----- PROVIDED RECORDS

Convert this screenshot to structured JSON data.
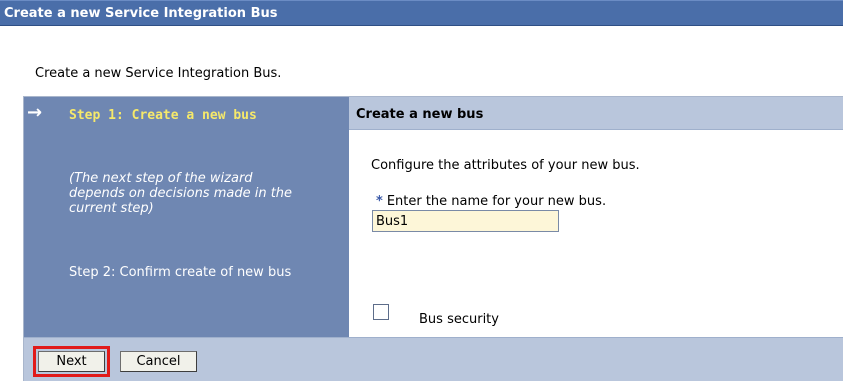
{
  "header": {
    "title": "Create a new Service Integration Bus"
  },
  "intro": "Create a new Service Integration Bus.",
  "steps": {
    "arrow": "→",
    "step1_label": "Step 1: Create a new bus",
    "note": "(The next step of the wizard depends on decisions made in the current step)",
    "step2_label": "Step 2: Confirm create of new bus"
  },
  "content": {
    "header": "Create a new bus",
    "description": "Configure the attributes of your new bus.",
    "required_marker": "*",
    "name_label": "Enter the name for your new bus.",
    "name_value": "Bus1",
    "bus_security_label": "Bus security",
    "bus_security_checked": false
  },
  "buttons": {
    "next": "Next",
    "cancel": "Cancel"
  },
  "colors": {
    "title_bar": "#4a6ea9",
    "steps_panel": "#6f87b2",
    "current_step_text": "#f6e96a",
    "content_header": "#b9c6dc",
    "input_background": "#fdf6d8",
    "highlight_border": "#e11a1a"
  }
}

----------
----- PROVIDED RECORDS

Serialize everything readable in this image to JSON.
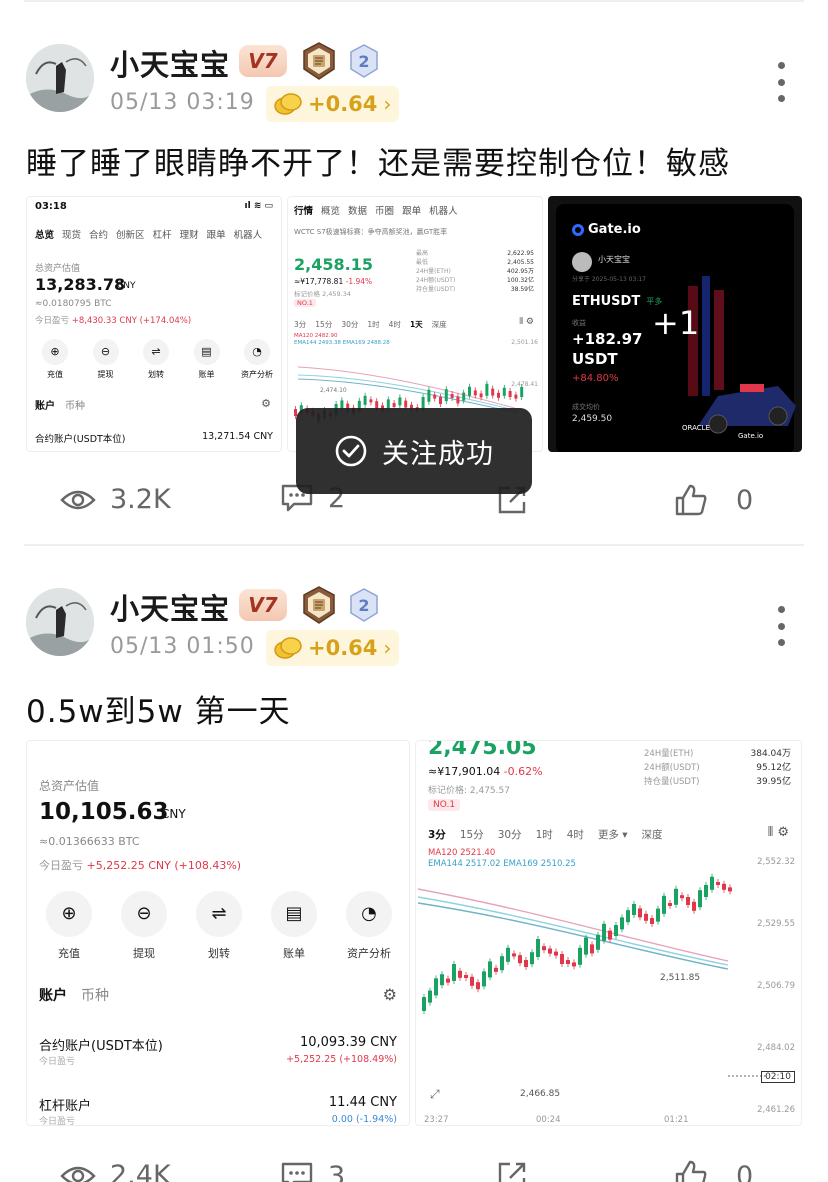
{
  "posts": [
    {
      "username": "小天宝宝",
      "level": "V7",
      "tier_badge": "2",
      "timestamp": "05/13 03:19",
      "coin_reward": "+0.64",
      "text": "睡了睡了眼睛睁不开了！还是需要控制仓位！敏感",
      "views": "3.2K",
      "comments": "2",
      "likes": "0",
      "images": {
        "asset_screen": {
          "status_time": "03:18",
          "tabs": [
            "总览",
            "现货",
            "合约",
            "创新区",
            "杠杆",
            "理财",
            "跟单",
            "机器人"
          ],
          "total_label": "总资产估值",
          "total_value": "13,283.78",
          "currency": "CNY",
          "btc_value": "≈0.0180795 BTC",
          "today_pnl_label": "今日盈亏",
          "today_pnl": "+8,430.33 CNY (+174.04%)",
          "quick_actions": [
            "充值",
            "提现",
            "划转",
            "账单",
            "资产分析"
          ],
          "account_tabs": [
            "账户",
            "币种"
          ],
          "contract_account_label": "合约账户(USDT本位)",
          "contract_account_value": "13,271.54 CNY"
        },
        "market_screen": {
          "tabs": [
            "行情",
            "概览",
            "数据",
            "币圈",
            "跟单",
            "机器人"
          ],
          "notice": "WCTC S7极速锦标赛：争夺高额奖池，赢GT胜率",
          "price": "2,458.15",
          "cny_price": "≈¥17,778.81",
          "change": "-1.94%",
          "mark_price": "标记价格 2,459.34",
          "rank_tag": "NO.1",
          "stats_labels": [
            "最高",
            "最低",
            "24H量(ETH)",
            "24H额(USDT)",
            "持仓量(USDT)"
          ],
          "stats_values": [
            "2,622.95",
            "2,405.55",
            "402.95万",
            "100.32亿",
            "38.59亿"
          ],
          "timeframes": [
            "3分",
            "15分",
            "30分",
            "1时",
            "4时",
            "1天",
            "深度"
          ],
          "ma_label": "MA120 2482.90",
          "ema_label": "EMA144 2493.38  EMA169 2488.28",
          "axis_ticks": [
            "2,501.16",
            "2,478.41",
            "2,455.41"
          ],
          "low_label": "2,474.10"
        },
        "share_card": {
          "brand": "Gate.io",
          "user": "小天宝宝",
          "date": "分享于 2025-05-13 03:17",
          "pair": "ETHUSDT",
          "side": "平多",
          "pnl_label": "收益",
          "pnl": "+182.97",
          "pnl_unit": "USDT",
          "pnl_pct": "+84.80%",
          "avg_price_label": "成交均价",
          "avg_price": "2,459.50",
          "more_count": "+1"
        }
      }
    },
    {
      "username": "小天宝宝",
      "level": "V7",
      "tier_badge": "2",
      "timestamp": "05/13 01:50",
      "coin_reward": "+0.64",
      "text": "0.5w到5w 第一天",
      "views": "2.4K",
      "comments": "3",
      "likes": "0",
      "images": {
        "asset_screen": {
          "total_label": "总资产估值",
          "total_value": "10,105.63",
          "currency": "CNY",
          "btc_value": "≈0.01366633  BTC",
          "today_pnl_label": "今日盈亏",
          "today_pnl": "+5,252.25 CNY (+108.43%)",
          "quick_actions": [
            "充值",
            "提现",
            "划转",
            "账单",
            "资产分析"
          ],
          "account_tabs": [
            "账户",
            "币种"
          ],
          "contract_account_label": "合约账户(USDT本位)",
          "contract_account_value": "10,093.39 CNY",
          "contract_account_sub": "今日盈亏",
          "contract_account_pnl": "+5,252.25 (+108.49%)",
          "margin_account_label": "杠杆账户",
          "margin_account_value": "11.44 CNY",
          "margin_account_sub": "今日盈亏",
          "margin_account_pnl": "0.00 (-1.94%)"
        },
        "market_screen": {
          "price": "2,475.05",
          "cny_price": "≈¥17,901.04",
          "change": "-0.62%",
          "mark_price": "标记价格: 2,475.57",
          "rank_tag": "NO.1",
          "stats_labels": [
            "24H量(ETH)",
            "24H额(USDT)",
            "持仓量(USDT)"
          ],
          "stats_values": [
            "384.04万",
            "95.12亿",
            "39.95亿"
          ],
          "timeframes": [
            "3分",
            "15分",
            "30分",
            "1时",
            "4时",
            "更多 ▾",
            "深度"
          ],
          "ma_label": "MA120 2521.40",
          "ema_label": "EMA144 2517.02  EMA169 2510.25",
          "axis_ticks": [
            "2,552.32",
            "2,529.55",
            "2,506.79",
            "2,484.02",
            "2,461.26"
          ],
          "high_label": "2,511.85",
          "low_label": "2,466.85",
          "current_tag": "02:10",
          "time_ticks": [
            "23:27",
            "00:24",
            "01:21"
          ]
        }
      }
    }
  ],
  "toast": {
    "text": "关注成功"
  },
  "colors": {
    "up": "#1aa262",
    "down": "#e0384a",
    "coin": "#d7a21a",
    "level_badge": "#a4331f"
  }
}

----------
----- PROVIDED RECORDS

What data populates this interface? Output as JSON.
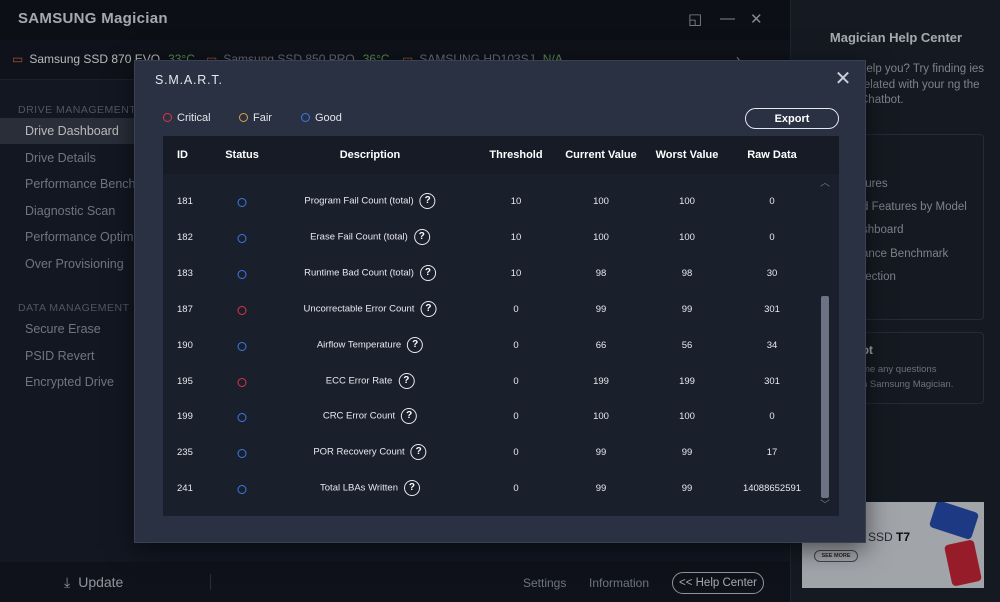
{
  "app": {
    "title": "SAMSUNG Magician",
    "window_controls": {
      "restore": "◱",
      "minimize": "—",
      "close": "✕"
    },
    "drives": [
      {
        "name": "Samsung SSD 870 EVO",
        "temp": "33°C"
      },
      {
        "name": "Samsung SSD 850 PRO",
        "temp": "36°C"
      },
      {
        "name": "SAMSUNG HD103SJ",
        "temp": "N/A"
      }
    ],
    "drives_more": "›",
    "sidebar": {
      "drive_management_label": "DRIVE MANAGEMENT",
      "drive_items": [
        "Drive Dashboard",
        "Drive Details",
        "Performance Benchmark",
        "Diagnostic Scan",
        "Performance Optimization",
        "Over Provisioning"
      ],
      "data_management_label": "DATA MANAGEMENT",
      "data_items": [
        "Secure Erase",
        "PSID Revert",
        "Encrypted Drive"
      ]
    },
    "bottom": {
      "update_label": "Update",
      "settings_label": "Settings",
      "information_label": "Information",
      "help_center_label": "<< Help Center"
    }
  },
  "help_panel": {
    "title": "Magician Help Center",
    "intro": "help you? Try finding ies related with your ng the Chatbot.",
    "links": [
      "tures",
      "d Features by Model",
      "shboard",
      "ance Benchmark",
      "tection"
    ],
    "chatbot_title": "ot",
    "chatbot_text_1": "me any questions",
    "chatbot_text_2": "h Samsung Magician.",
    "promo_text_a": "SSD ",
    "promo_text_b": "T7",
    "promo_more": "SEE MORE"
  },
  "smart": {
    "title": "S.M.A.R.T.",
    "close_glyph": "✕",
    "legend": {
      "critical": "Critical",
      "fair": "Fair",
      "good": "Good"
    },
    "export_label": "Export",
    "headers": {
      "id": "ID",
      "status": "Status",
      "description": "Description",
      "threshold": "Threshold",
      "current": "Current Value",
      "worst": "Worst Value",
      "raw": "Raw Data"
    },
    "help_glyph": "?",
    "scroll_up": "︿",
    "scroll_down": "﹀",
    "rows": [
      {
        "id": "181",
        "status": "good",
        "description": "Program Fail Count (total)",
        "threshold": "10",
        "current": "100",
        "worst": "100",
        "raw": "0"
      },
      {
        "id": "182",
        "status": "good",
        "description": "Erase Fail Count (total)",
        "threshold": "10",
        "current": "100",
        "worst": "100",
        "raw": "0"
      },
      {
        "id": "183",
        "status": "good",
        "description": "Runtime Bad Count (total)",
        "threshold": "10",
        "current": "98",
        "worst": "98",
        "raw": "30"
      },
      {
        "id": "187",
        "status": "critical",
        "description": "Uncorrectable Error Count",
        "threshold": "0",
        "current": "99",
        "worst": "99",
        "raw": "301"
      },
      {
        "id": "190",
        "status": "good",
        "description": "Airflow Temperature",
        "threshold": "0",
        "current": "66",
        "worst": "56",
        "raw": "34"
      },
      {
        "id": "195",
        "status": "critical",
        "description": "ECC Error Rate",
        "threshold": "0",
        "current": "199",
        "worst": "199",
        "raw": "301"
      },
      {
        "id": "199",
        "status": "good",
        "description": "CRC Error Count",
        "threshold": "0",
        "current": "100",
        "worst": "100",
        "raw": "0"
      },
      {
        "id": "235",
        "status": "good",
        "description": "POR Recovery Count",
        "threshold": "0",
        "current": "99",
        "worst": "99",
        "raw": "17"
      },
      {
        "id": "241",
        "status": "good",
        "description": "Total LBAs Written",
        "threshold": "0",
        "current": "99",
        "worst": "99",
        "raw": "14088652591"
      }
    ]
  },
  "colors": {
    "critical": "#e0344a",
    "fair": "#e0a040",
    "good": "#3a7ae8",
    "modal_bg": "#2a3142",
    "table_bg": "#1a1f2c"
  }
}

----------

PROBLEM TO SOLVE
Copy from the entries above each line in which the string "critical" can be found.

WRITTEN RESPONSE
      "critical": "Critical",
        "status": "critical",
        "status": "critical",
    "critical": "#e0344a",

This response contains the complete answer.